At this time, they do not know if the plane was privately owned.

The tail number has not been released.

The FAA is there now investigating the crash.


Authorities have confirmed with KVRR's Nick Broadway that the pilot of the plane that crashed between Horace and I-29 has died.

The pilot was the only person on board the small plane.


A small plane crashed around 4:30 this afternoon off of I-29 near Cass County 14.

Authorities have confirmed that a plane is down.

We do not know the exact size of the plane and we do not know how many people were on it at the time.

Authorities have not confirmed with details whether or not anyone is injured or whether or not anyone has survived the crash.

We are just south of County Road 14.

The crash is not near a road or on a road, it is in a field and some trees, according to authorities.

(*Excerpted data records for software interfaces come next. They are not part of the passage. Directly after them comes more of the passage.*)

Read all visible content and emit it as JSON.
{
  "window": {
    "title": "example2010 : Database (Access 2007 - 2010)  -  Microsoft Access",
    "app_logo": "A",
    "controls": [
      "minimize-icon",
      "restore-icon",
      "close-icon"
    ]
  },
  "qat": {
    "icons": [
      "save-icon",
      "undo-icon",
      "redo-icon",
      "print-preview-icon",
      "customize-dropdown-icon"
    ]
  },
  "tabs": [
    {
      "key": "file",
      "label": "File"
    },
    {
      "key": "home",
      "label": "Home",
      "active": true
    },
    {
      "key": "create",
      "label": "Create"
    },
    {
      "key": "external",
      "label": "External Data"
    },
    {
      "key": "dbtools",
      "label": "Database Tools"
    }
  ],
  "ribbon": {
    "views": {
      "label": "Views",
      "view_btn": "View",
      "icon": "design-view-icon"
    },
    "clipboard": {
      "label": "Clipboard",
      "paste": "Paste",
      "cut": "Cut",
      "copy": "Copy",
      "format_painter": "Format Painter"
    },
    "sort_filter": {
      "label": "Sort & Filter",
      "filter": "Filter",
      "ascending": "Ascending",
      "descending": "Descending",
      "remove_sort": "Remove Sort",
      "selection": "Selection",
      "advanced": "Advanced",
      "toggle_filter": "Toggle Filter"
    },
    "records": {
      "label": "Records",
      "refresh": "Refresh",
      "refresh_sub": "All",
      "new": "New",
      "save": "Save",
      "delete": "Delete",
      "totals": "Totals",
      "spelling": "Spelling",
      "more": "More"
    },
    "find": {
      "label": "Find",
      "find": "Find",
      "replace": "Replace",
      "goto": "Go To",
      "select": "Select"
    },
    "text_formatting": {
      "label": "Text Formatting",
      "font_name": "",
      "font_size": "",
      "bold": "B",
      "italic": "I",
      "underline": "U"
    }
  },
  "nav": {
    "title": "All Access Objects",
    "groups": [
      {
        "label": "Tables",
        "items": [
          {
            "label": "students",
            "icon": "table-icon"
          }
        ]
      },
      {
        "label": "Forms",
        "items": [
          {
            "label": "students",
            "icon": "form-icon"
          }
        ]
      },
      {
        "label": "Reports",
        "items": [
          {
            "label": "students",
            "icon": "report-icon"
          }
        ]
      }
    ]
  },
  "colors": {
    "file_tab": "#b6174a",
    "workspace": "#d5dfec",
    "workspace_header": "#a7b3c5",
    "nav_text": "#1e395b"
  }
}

Authorities have also said they received a call from Hector International Airport just after 4:30pm.

They say the pilot was attempting to land somewhere on I-29 and that is all we know at this time.


Rescue Units are responding to a plane crash just south of I-29 near Horace.

A call came into dispatch from Hector Airport saying a pilot was having trouble on board and was attempting to land on the the interstate.

The crash was reported just after 4:30pm two miles south of 52nd Avenue and one mile east of I-29.

Louis Armstrong International Airport names interim aviation director

Mark Reis has been named interim director of aviation at Louis Armstrong International Airport, the New Orleans Aviation Board announced Thursday.

Reis will take over the duties of former airport director Iftikhar Ahmad, who left in October to manage six airports in Rhode Island.

Walter Krygowski, who has served as acting director of aviation since Ahmad’s departure, will return to his post of deputy director and chief operations officer.

Reis joins the airport after serving as managing director for the Port of Seattle’s aviation division, Seattle-Tacoma International Airport (Sea-Tac), the largest airport in the Pacific Northwest.

“I’m thrilled to have the opportunity to serve as interim director of aviation and look forward to providing guidance as we search for a permanent director of aviation,” Reis said in a news release. “During my interim tenure, I’m committed to continuing the progressive work spearheaded by the current team at the airport, while ensuring that the tremendous growth the Louis Armstrong New Orleans International Airport experienced under this administration continues.”

The airport board is in the process of hiring a search firm to find candidates for the permanent position.

The search comes amid construction of the airport’s new multimillion-dollar North Terminal, which has a tentative construction completion date of October 2018.